Problem description: Give back every entry in full, exactly as it reads.
:: Records for this task ::
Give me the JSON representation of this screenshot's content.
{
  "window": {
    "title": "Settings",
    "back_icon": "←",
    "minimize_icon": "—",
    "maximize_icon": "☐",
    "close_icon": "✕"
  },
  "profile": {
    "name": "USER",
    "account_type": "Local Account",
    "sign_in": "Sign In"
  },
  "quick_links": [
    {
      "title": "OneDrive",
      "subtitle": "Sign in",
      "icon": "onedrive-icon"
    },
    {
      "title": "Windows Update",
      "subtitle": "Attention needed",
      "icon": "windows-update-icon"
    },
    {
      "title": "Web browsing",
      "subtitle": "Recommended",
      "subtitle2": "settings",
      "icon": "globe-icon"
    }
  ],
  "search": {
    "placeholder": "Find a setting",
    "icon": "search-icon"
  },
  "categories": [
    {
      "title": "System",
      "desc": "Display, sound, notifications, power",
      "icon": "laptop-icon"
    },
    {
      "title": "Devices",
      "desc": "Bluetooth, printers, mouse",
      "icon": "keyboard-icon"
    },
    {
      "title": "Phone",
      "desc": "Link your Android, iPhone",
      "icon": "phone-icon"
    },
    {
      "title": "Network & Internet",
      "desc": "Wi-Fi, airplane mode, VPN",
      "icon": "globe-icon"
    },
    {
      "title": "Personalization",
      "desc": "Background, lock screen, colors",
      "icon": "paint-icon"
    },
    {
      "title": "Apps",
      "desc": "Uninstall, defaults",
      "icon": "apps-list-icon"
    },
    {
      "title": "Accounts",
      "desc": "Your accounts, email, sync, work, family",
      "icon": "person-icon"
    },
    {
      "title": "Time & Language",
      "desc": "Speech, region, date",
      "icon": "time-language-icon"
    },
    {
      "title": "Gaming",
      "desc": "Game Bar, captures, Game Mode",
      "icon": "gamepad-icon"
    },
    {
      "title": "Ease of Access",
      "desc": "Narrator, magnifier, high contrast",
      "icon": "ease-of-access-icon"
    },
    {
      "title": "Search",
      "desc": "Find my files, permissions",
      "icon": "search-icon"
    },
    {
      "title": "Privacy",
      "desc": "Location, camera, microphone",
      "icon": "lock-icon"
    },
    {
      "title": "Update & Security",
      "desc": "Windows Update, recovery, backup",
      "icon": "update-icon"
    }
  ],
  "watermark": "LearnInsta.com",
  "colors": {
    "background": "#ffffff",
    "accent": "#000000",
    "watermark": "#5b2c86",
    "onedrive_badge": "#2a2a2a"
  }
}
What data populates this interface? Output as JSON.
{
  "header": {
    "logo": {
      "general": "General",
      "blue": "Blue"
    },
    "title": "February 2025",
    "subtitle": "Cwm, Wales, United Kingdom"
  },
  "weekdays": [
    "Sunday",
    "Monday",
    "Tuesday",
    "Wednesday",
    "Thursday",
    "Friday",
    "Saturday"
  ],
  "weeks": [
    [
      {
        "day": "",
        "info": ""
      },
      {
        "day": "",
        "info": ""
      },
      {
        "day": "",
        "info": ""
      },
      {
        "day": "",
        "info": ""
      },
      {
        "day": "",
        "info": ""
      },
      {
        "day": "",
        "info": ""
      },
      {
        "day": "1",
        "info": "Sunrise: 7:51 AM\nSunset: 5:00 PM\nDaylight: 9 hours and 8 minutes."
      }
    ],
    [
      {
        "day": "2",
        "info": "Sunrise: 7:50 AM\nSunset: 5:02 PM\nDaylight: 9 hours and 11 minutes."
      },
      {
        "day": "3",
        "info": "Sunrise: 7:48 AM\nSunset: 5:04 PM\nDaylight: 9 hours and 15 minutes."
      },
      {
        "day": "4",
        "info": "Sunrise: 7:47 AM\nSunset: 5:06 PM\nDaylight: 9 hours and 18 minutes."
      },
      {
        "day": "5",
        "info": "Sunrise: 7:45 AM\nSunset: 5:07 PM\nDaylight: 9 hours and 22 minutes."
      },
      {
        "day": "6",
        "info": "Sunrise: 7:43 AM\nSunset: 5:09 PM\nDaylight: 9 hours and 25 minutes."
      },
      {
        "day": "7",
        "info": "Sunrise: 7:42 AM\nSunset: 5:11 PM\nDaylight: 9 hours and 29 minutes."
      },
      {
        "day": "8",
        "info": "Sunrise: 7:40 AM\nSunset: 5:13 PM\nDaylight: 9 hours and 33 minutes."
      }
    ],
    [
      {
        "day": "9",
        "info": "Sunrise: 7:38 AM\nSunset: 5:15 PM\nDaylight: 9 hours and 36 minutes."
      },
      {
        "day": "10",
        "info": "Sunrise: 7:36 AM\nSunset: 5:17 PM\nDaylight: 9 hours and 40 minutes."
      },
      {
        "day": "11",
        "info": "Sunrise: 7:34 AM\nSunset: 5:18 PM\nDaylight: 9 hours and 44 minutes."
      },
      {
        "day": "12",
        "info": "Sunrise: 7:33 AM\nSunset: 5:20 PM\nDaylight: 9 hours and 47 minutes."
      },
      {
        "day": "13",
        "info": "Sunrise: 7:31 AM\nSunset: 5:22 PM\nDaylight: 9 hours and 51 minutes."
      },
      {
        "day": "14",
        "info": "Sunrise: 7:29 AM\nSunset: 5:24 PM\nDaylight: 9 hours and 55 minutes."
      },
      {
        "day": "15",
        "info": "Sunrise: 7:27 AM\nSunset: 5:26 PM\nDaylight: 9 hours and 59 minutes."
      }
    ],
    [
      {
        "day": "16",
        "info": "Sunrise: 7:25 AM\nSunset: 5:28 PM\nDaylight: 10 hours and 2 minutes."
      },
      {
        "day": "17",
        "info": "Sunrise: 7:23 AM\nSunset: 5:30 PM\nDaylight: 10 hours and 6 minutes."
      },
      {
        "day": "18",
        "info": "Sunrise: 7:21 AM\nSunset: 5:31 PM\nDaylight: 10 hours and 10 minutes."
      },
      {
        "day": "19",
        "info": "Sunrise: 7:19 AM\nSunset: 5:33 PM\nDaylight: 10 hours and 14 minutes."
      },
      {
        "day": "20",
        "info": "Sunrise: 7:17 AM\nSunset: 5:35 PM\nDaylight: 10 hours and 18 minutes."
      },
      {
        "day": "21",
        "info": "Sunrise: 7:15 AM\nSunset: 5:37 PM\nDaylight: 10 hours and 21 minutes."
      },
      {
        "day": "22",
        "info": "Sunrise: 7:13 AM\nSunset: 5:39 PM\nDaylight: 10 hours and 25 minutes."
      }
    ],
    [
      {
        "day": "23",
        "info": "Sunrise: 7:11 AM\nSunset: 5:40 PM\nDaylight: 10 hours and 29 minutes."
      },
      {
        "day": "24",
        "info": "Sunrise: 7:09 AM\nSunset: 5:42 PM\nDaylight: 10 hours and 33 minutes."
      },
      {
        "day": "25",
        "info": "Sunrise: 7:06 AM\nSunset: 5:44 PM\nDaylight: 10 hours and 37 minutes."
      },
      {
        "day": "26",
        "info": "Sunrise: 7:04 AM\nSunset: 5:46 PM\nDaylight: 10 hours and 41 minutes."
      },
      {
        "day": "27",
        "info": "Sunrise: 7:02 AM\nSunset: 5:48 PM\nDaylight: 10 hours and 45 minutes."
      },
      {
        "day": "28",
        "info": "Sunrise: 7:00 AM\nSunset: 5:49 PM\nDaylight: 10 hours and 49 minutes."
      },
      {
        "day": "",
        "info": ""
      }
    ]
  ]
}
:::
Written response:
Give me the JSON representation of this screenshot's content.
{
  "window": {
    "title": "Settings",
    "back_icon": "←",
    "minimize_icon": "—",
    "maximize_icon": "☐",
    "close_icon": "✕"
  },
  "profile": {
    "name": "USER",
    "account_type": "Local Account",
    "sign_in": "Sign In"
  },
  "quick_links": [
    {
      "title": "OneDrive",
      "subtitle": "Sign in",
      "icon": "onedrive-icon"
    },
    {
      "title": "Windows Update",
      "subtitle": "Attention needed",
      "icon": "windows-update-icon"
    },
    {
      "title": "Web browsing",
      "subtitle": "Recommended",
      "subtitle2": "settings",
      "icon": "globe-icon"
    }
  ],
  "search": {
    "placeholder": "Find a setting",
    "icon": "search-icon"
  },
  "categories": [
    {
      "title": "System",
      "desc": "Display, sound, notifications, power",
      "icon": "laptop-icon"
    },
    {
      "title": "Devices",
      "desc": "Bluetooth, printers, mouse",
      "icon": "keyboard-icon"
    },
    {
      "title": "Phone",
      "desc": "Link your Android, iPhone",
      "icon": "phone-icon"
    },
    {
      "title": "Network & Internet",
      "desc": "Wi-Fi, airplane mode, VPN",
      "icon": "globe-icon"
    },
    {
      "title": "Personalization",
      "desc": "Background, lock screen, colors",
      "icon": "paint-icon"
    },
    {
      "title": "Apps",
      "desc": "Uninstall, defaults",
      "icon": "apps-list-icon"
    },
    {
      "title": "Accounts",
      "desc": "Your accounts, email, sync, work, family",
      "icon": "person-icon"
    },
    {
      "title": "Time & Language",
      "desc": "Speech, region, date",
      "icon": "time-language-icon"
    },
    {
      "title": "Gaming",
      "desc": "Game Bar, captures, Game Mode",
      "icon": "gamepad-icon"
    },
    {
      "title": "Ease of Access",
      "desc": "Narrator, magnifier, high contrast",
      "icon": "ease-of-access-icon"
    },
    {
      "title": "Search",
      "desc": "Find my files, permissions",
      "icon": "search-icon"
    },
    {
      "title": "Privacy",
      "desc": "Location, camera, microphone",
      "icon": "lock-icon"
    },
    {
      "title": "Update & Security",
      "desc": "Windows Update, recovery, backup",
      "icon": "update-icon"
    }
  ],
  "watermark": "LearnInsta.com",
  "colors": {
    "background": "#ffffff",
    "accent": "#000000",
    "watermark": "#5b2c86",
    "onedrive_badge": "#2a2a2a"
  }
}
What data populates this interface? Output as JSON.
{
  "header": {
    "logo": {
      "general": "General",
      "blue": "Blue"
    },
    "title": "February 2025",
    "subtitle": "Cwm, Wales, United Kingdom"
  },
  "weekdays": [
    "Sunday",
    "Monday",
    "Tuesday",
    "Wednesday",
    "Thursday",
    "Friday",
    "Saturday"
  ],
  "weeks": [
    [
      {
        "day": "",
        "info": ""
      },
      {
        "day": "",
        "info": ""
      },
      {
        "day": "",
        "info": ""
      },
      {
        "day": "",
        "info": ""
      },
      {
        "day": "",
        "info": ""
      },
      {
        "day": "",
        "info": ""
      },
      {
        "day": "1",
        "info": "Sunrise: 7:51 AM\nSunset: 5:00 PM\nDaylight: 9 hours and 8 minutes."
      }
    ],
    [
      {
        "day": "2",
        "info": "Sunrise: 7:50 AM\nSunset: 5:02 PM\nDaylight: 9 hours and 11 minutes."
      },
      {
        "day": "3",
        "info": "Sunrise: 7:48 AM\nSunset: 5:04 PM\nDaylight: 9 hours and 15 minutes."
      },
      {
        "day": "4",
        "info": "Sunrise: 7:47 AM\nSunset: 5:06 PM\nDaylight: 9 hours and 18 minutes."
      },
      {
        "day": "5",
        "info": "Sunrise: 7:45 AM\nSunset: 5:07 PM\nDaylight: 9 hours and 22 minutes."
      },
      {
        "day": "6",
        "info": "Sunrise: 7:43 AM\nSunset: 5:09 PM\nDaylight: 9 hours and 25 minutes."
      },
      {
        "day": "7",
        "info": "Sunrise: 7:42 AM\nSunset: 5:11 PM\nDaylight: 9 hours and 29 minutes."
      },
      {
        "day": "8",
        "info": "Sunrise: 7:40 AM\nSunset: 5:13 PM\nDaylight: 9 hours and 33 minutes."
      }
    ],
    [
      {
        "day": "9",
        "info": "Sunrise: 7:38 AM\nSunset: 5:15 PM\nDaylight: 9 hours and 36 minutes."
      },
      {
        "day": "10",
        "info": "Sunrise: 7:36 AM\nSunset: 5:17 PM\nDaylight: 9 hours and 40 minutes."
      },
      {
        "day": "11",
        "info": "Sunrise: 7:34 AM\nSunset: 5:18 PM\nDaylight: 9 hours and 44 minutes."
      },
      {
        "day": "12",
        "info": "Sunrise: 7:33 AM\nSunset: 5:20 PM\nDaylight: 9 hours and 47 minutes."
      },
      {
        "day": "13",
        "info": "Sunrise: 7:31 AM\nSunset: 5:22 PM\nDaylight: 9 hours and 51 minutes."
      },
      {
        "day": "14",
        "info": "Sunrise: 7:29 AM\nSunset: 5:24 PM\nDaylight: 9 hours and 55 minutes."
      },
      {
        "day": "15",
        "info": "Sunrise: 7:27 AM\nSunset: 5:26 PM\nDaylight: 9 hours and 59 minutes."
      }
    ],
    [
      {
        "day": "16",
        "info": "Sunrise: 7:25 AM\nSunset: 5:28 PM\nDaylight: 10 hours and 2 minutes."
      },
      {
        "day": "17",
        "info": "Sunrise: 7:23 AM\nSunset: 5:30 PM\nDaylight: 10 hours and 6 minutes."
      },
      {
        "day": "18",
        "info": "Sunrise: 7:21 AM\nSunset: 5:31 PM\nDaylight: 10 hours and 10 minutes."
      },
      {
        "day": "19",
        "info": "Sunrise: 7:19 AM\nSunset: 5:33 PM\nDaylight: 10 hours and 14 minutes."
      },
      {
        "day": "20",
        "info": "Sunrise: 7:17 AM\nSunset: 5:35 PM\nDaylight: 10 hours and 18 minutes."
      },
      {
        "day": "21",
        "info": "Sunrise: 7:15 AM\nSunset: 5:37 PM\nDaylight: 10 hours and 21 minutes."
      },
      {
        "day": "22",
        "info": "Sunrise: 7:13 AM\nSunset: 5:39 PM\nDaylight: 10 hours and 25 minutes."
      }
    ],
    [
      {
        "day": "23",
        "info": "Sunrise: 7:11 AM\nSunset: 5:40 PM\nDaylight: 10 hours and 29 minutes."
      },
      {
        "day": "24",
        "info": "Sunrise: 7:09 AM\nSunset: 5:42 PM\nDaylight: 10 hours and 33 minutes."
      },
      {
        "day": "25",
        "info": "Sunrise: 7:06 AM\nSunset: 5:44 PM\nDaylight: 10 hours and 37 minutes."
      },
      {
        "day": "26",
        "info": "Sunrise: 7:04 AM\nSunset: 5:46 PM\nDaylight: 10 hours and 41 minutes."
      },
      {
        "day": "27",
        "info": "Sunrise: 7:02 AM\nSunset: 5:48 PM\nDaylight: 10 hours and 45 minutes."
      },
      {
        "day": "28",
        "info": "Sunrise: 7:00 AM\nSunset: 5:49 PM\nDaylight: 10 hours and 49 minutes."
      },
      {
        "day": "",
        "info": ""
      }
    ]
  ]
}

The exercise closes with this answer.